By Erica Werner
WASHINGTON — The Senate unanimously passed legislation Wednesday to help the victims of human trafficking, ending a tortuous partisan standoff over abortion that also delayed confirmation of President Barack Obama’s attorney general nominee.
The vote was 99-0 to approve the Justice for Victims of Trafficking Act, which expands law enforcement tools to target sex traffickers and creates a new fund to help victims. The House has passed similar legislation and the White House has voiced support.
“We have not fallen deaf to the cries of those who actually need our help, the victims of human trafficking,” said Sen. John Cornyn, R-Texas, the lead GOP sponsor. “This legislation will be instrumental in helping victims of sexual abuse and trafficking recover from a life in bondage.”
The unanimous outcome put a bipartisan punctuation mark on legislation that started out with wide support from both parties, but veered into a partisan cul-de-sac last month when Democrats said they’d noticed language that could expand federal prohibitions on abortion funding. How or why Democrats had failed to see the provision in the first place became a topic of frosty dispute on Capitol Hill, with Republicans pointing out that the bill had unanimously passed committee, and one Democratic senator’s office acknowledging that an aide had in fact known of the abortion language.
At the same time, Attorney General-designate Loretta Lynch languished despite commanding enough votes to be confirmed, because Republican leaders made the decision, never fully explained, to delay her confirmation vote until the trafficking bill was completed. Now that it is, Lynch will get a vote Thursday to replace Eric Holder and become the nation’s first black female attorney general.
The partisan gridlock on the trafficking bill and Lynch made no one look good, and with all sides eager for a resolution Cornyn worked with Sens. Patty Murray, D-Wash., and Democratic Leader Harry Reid of Nevada to arrive at a compromise, which they announced Tuesday. It addresses Democratic concerns about expanding prohibitions on spending federal funds for abortions, by splitting the new victims’ fund into two pieces.

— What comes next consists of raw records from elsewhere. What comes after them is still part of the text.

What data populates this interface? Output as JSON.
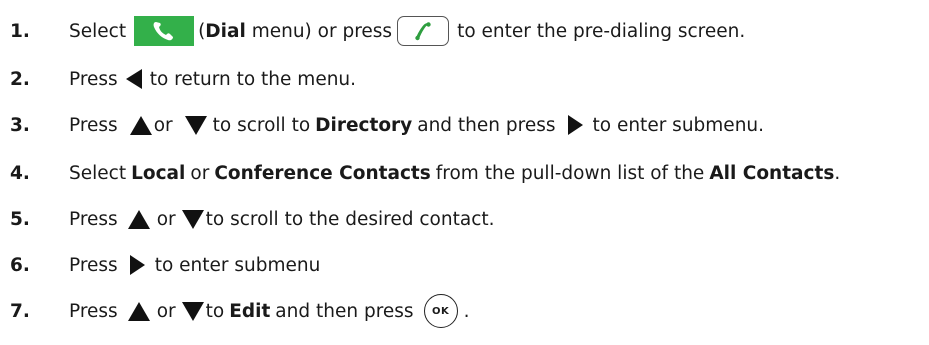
{
  "steps": [
    {
      "number": "1.",
      "parts": {
        "a": "Select",
        "b": "(",
        "c": "Dial",
        "d": " menu) or press",
        "e": "to enter the pre-dialing screen."
      }
    },
    {
      "number": "2.",
      "parts": {
        "a": "Press",
        "b": "to return to the menu."
      }
    },
    {
      "number": "3.",
      "parts": {
        "a": "Press",
        "b": "or",
        "c": "to scroll to",
        "d": "Directory",
        "e": "and then press",
        "f": "to enter submenu."
      }
    },
    {
      "number": "4.",
      "parts": {
        "a": "Select",
        "b": "Local",
        "c": "or",
        "d": "Conference Contacts",
        "e": "from the pull-down list of the",
        "f": "All Contacts",
        "g": "."
      }
    },
    {
      "number": "5.",
      "parts": {
        "a": "Press",
        "b": "or",
        "c": "to scroll to the desired contact."
      }
    },
    {
      "number": "6.",
      "parts": {
        "a": "Press",
        "b": "to enter submenu"
      }
    },
    {
      "number": "7.",
      "parts": {
        "a": "Press",
        "b": "or",
        "c": "to",
        "d": "Edit",
        "e": "and then press",
        "f": "."
      }
    }
  ],
  "icons": {
    "dial": "dial-menu-icon",
    "offhook": "off-hook-key-icon",
    "left": "left-arrow-icon",
    "right": "right-arrow-icon",
    "up": "up-arrow-icon",
    "down": "down-arrow-icon",
    "ok": "ok-key-icon",
    "ok_label": "OK"
  },
  "colors": {
    "dial_green": "#33b04a",
    "handset_green": "#2e9e3f",
    "text": "#1a1a1a"
  }
}
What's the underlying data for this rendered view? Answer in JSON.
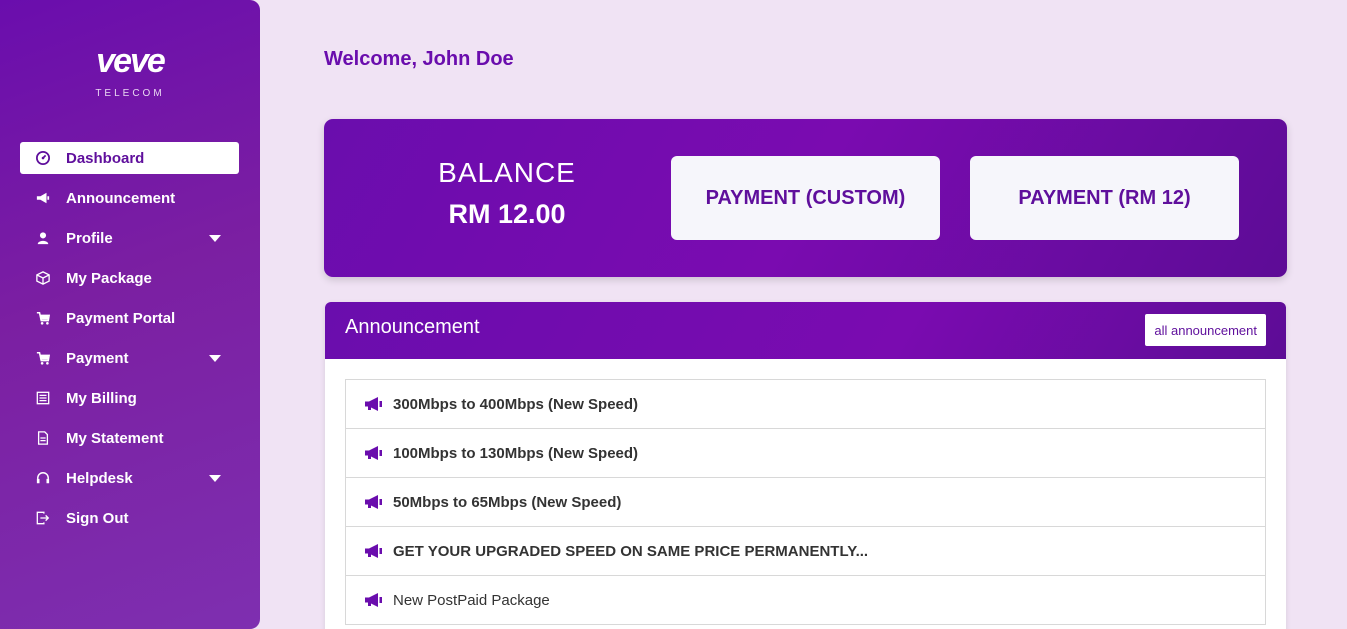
{
  "brand": {
    "logo": "veve",
    "tagline": "TELECOM",
    "accent": "#6a0dad"
  },
  "sidebar": {
    "items": [
      {
        "label": "Dashboard",
        "icon": "dashboard-icon"
      },
      {
        "label": "Announcement",
        "icon": "megaphone-icon"
      },
      {
        "label": "Profile",
        "icon": "user-icon",
        "caret": true
      },
      {
        "label": "My Package",
        "icon": "box-icon"
      },
      {
        "label": "Payment Portal",
        "icon": "cart-icon"
      },
      {
        "label": "Payment",
        "icon": "cart-icon",
        "caret": true
      },
      {
        "label": "My Billing",
        "icon": "list-icon"
      },
      {
        "label": "My Statement",
        "icon": "document-icon"
      },
      {
        "label": "Helpdesk",
        "icon": "headset-icon",
        "caret": true
      },
      {
        "label": "Sign Out",
        "icon": "sign-out-icon"
      }
    ]
  },
  "welcome": "Welcome, John Doe",
  "balance": {
    "label": "BALANCE",
    "value": "RM 12.00",
    "pay_custom": "PAYMENT (CUSTOM)",
    "pay_fixed": "PAYMENT (RM 12)"
  },
  "announcements": {
    "title": "Announcement",
    "all_link": "all announcement",
    "items": [
      "300Mbps to 400Mbps (New Speed)",
      "100Mbps to 130Mbps (New Speed)",
      "50Mbps to 65Mbps (New Speed)",
      "GET YOUR UPGRADED SPEED ON SAME PRICE PERMANENTLY...",
      "New PostPaid Package"
    ]
  }
}
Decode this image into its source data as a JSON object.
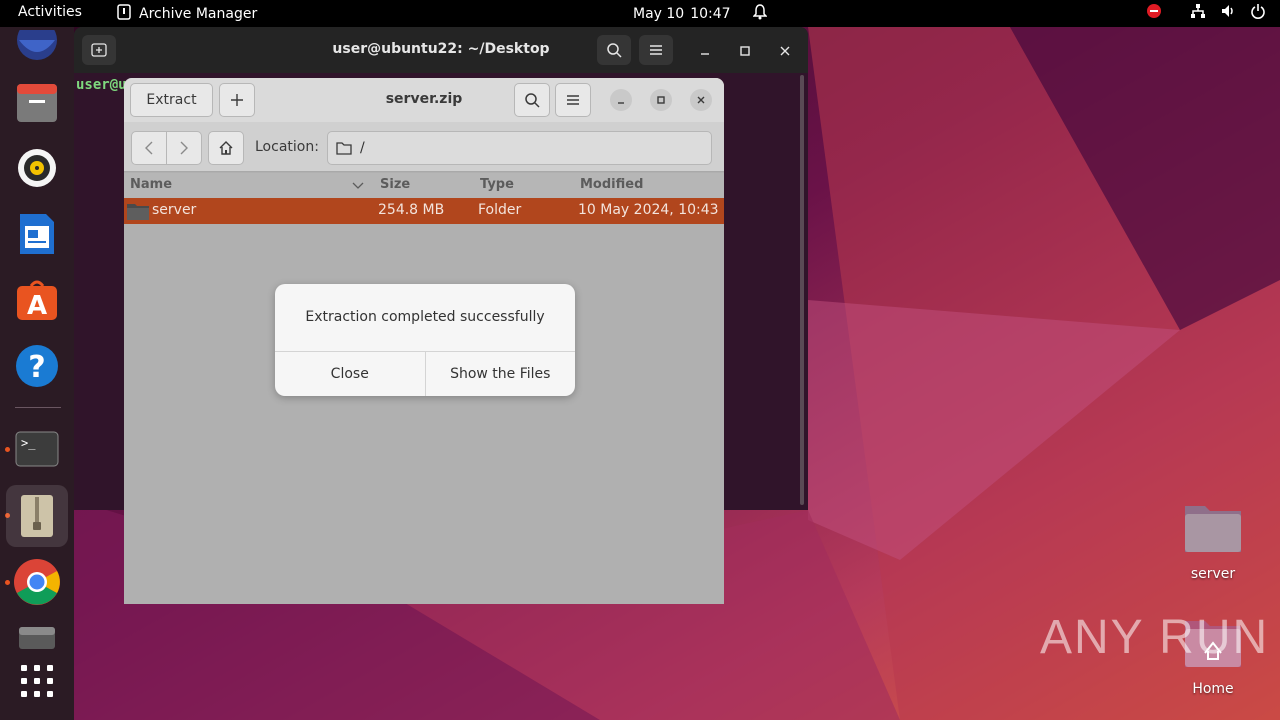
{
  "topbar": {
    "activities": "Activities",
    "app_name": "Archive Manager",
    "date": "May 10",
    "time": "10:47"
  },
  "dock": {
    "items": [
      "firefox",
      "files",
      "rhythmbox",
      "libreoffice-writer",
      "app-center",
      "help",
      "terminal",
      "archive-manager",
      "chrome",
      "disk",
      "show-apps"
    ]
  },
  "terminal": {
    "title": "user@ubuntu22: ~/Desktop",
    "prompt": "user@u"
  },
  "archive": {
    "title": "server.zip",
    "extract_label": "Extract",
    "location_label": "Location:",
    "location_path": "/",
    "columns": {
      "name": "Name",
      "size": "Size",
      "type": "Type",
      "modified": "Modified"
    },
    "rows": [
      {
        "name": "server",
        "size": "254.8 MB",
        "type": "Folder",
        "modified": "10 May 2024, 10:43"
      }
    ]
  },
  "dialog": {
    "message": "Extraction completed successfully",
    "close_label": "Close",
    "show_files_label": "Show the Files"
  },
  "desktop": {
    "icons": [
      {
        "label": "server"
      },
      {
        "label": "Home"
      }
    ],
    "watermark": "ANY RUN"
  },
  "colors": {
    "accent": "#e95420",
    "selection": "#b1461d",
    "topbar": "#000000"
  }
}
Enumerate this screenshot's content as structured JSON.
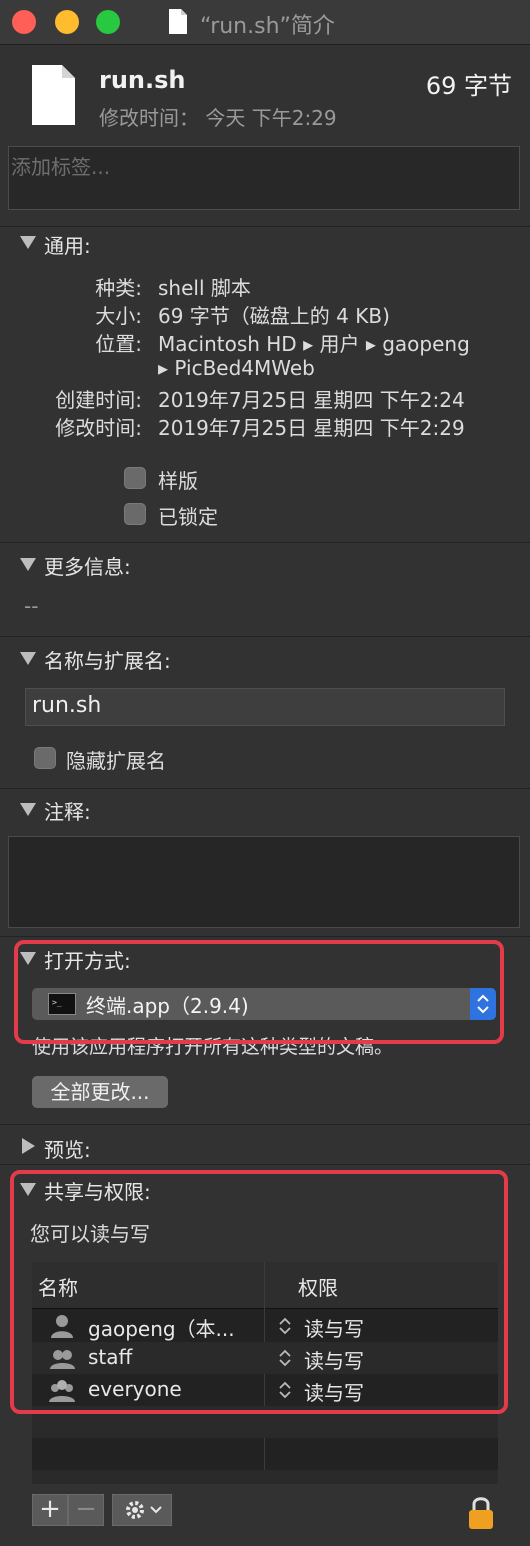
{
  "window": {
    "title": "“run.sh”简介"
  },
  "header": {
    "file_name": "run.sh",
    "file_size": "69 字节",
    "modified": "修改时间： 今天 下午2:29",
    "tags_placeholder": "添加标签..."
  },
  "general": {
    "title": "通用:",
    "rows": [
      {
        "label": "种类:",
        "value": "shell 脚本"
      },
      {
        "label": "大小:",
        "value": "69 字节（磁盘上的 4 KB)"
      },
      {
        "label": "位置:",
        "value": "Macintosh HD ▸ 用户 ▸ gaopeng"
      },
      {
        "label": "",
        "value": "▸ PicBed4MWeb"
      },
      {
        "label": "创建时间:",
        "value": "2019年7月25日 星期四 下午2:24"
      },
      {
        "label": "修改时间:",
        "value": "2019年7月25日 星期四 下午2:29"
      }
    ],
    "stationery_label": "样版",
    "locked_label": "已锁定"
  },
  "more_info": {
    "title": "更多信息:",
    "value": "--"
  },
  "name_ext": {
    "title": "名称与扩展名:",
    "field_value": "run.sh",
    "hide_ext_label": "隐藏扩展名"
  },
  "comments": {
    "title": "注释:"
  },
  "open_with": {
    "title": "打开方式:",
    "app": "终端.app（2.9.4)",
    "hint": "使用该应用程序打开所有这种类型的文稿。",
    "change_all_button": "全部更改..."
  },
  "preview": {
    "title": "预览:"
  },
  "sharing": {
    "title": "共享与权限:",
    "summary": "您可以读与写",
    "columns": [
      "名称",
      "权限"
    ],
    "rows": [
      {
        "name": "gaopeng（本...",
        "perm": "读与写",
        "icon": "single-user-icon"
      },
      {
        "name": "staff",
        "perm": "读与写",
        "icon": "group-icon"
      },
      {
        "name": "everyone",
        "perm": "读与写",
        "icon": "everyone-icon"
      }
    ],
    "add_button": "+",
    "remove_button": "−"
  },
  "colors": {
    "close": "#ff5f57",
    "minimize": "#febc2e",
    "zoom": "#28c840",
    "highlight_box": "#e23b4a",
    "popup_accent": "#2f73e0",
    "lock": "#f0a020"
  }
}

One part of the fund would be made up of fines paid by sex traffickers, and it could not go for health services, rendering the abortion restrictions moot. The other part of the fund, which could go for medical services, builds on $5 million already appropriated by Congress for Community Health Centers, which are already subject to abortion spending prohibitions. The compromise allowed both sides to claim a win since Republicans ensured any money for health services could not go for abortions, while Democrats could say that they had prevented prohibitions on spending federal money for abortions from being expanded to a new source of money.
“An effort to fight back against human trafficking in our country is, without question, no place for gridlock and dysfunction,” Murray said. “It certainly shouldn’t have taken this long but I’m pleased that we were able to work together, find common ground and reach an agreement.”
With the bill finally greased for passage following announcement of the abortion compromise, Republican leaders staved off one final partisan controversy by persuading conservatives in the caucus to hold back on a handful of immigration-related amendments they wanted to offer. Sen. Jeff Sessions, R-Ala., said he was urged to pull back an amendment that would have allowed for punishing people for immigrating illegally with their kids or other family members.
“I yielded to higher authorities against my better judgment. … We ended up with no immigration amendments,” Sessions said. “They wanted another bipartisan accomplishment and it wouldn’t have achieved it.”
The amendments that did get attached to the bill passed with little controversy, though one, by Sen. Mark Kirk, R-Ill., drew concerns from at least one advocacy group. The measure would make it illegal for websites or social media sites to “knowingly” sell advertisements for sex services involving minors. A pro-privacy group, the Center for Democracy and Technology, said the measure was so vaguely written that it potentially makes every U.S. company that hosts web content subject to criminal prosecution.